Easiest doctor to become: General practitioner

While this is not technically a specialty, there’s little argument that becoming a GP takes less time and training. But suppose you’re set on looking for a new or alternative specialty that’s more involved than general medicine while ensuring the easiest course and workload. In that case, you might find this list from Collegevine4 helpful. They rank the easiest specialties based on the average step 1 score and number of publications: 

  • Psychiatry
  • Physical Medicine/Rehabilitation
  • Pediatrics
  • Pathology

Best work/life balance: Dermatology

Work/life balance was voted the most important career aspect by 29% of physicians in our survey. Because they typically work a fixed number of office hours, dermatologists develop better long-term relationships with their patients and with their external friends and family. Most are well-paid and have plenty of relaxation time outside of work. So it’s little wonder dermatology ranks among the happiest doctor specialties for work/life balance.

Most satisfying medical specialty: Pediatrics

58% of the physicians in our survey said helping patients was the most important aspect of their job. And what could be more satisfying than taking charge of the physical, emotional, and social development of infants and children? In their study of the happiest doctors, Nature.com observed that pediatric physicians take great pride in their work and experience some of the highest levels of overall fulfillment, despite generally being considered underpaid. 84% of respondents in our survey said they felt some fields are underpaid, and pediatrics is regularly listed as one of them:

“Primary care and pediatrics are underpaid. Some specialties are overpaid.”

Cardiology, U.S.
doctor saying hi to patient on mobile phone

Most flexible medical specialty: Psychiatry

While many still choose to operate clinic-based services, psychiatrists are among only a few physicians that can work remotely. This gives them the highest degree of flexibility in their work hours – a factor deemed important by 11% of survey respondents. Being able to run their practice virtually also means psychiatrists can take on patients over a much wider geographical area. 

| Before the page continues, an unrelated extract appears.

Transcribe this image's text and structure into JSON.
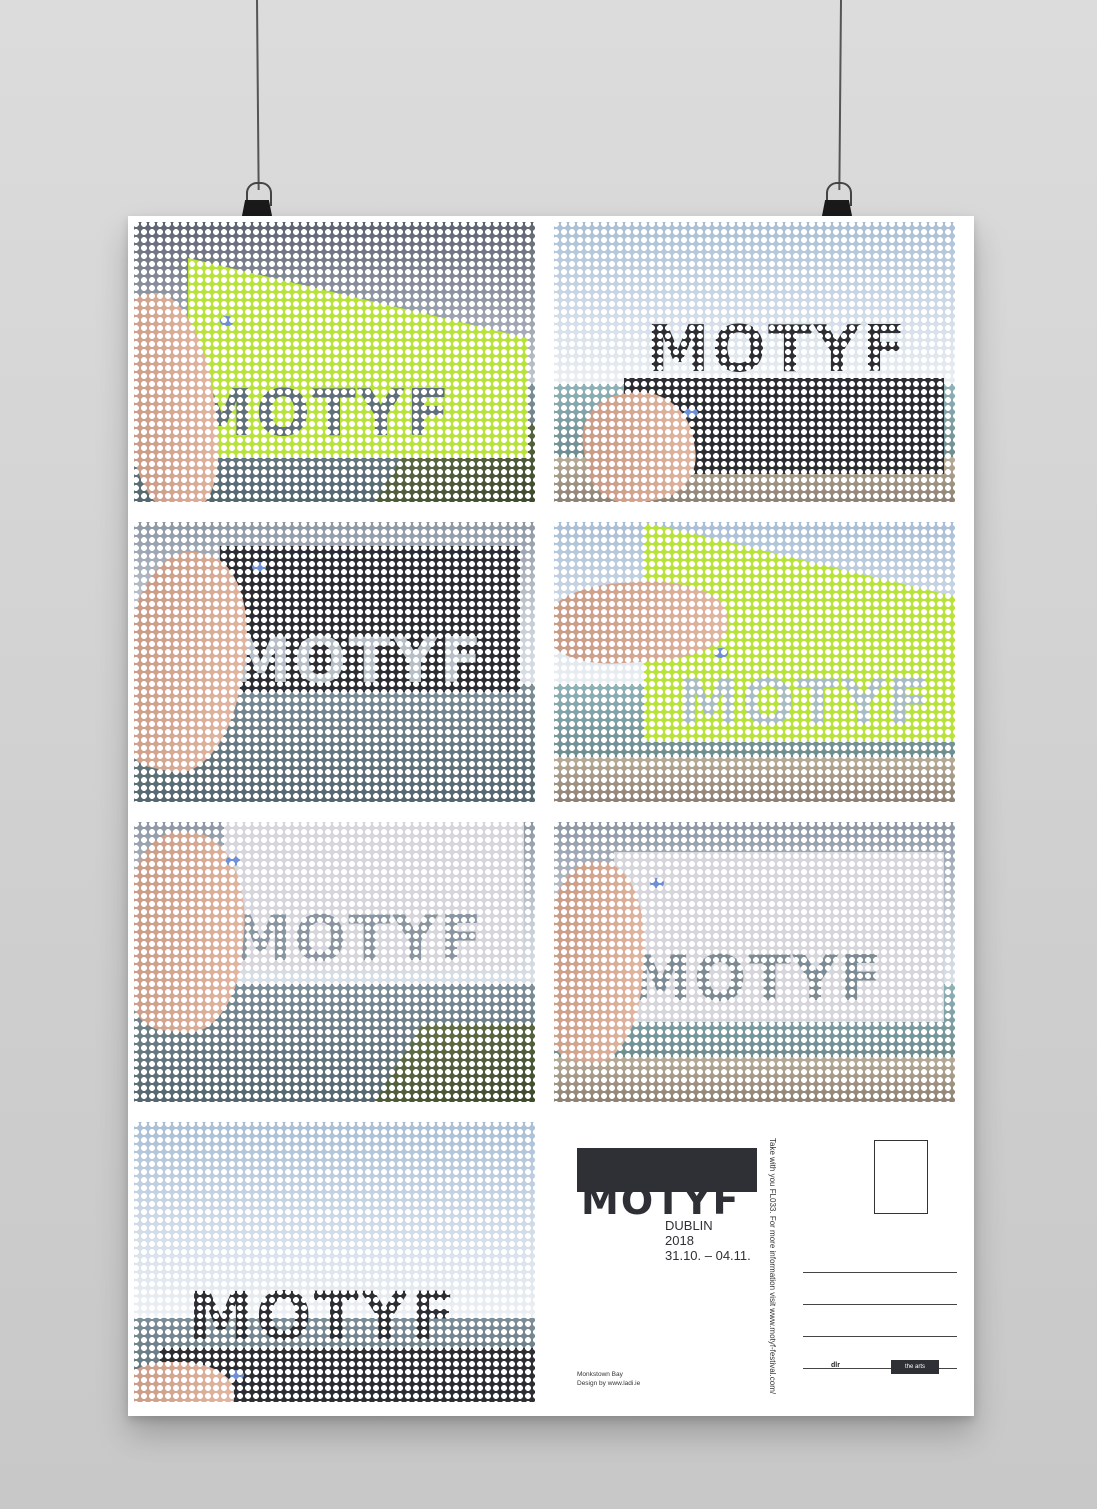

Lowest patient contact time: Pathology

While all doctors are dedicated to patient health and well-being, not all physicians enjoy – nor are suited to – a high degree of patient contact. Pathology is one of the best medical specialties for introverts who have a passion for medicine but no desire to be directly patient-facing. If this is a primary consideration for you, other alternatives include anesthesiology and radiology. 

pathologist speaking with healthcare profession about best medical specialties to pursue

Happiest marriages: Otolaryngology

This may seem like a strange consideration. However, with many of the best doctors spending so much time working or on-call, it’s not unheard of for personal lives to take a hit. If this is a factor for you as you plan your career change, you may be interested to know that the 2022 Medscape Physician Lifestyle & Happiness Report found head and neck specialists most likely to report happy home lives and marriages. 

Discover opportunities to grow with Sermo

In our survey, 16% of physicians highlighted opportunities to grow as the primary reason they selected their current field. However, being one of the best doctors isn’t just about training and education. The extent of your medical network and your reputation as a physician are also essential to your career progression.

Setting up an account with Sermo connects you with over 1 million other healthcare professionals across 150 countries. Built by physicians, for physicians, our platform fosters impactful peer-to-peer collaboration where you can seek advice, take part in discussions about the best medical specialties, sign up for paid physician surveys or consider a physician side hustle, and generally bolster your experience so you can plan your next career move with confidence.  

Doctors can join for free today


  1. Forbes Magazine
  2. Nature.com
  3. Med School Insiders
  4. Collegevine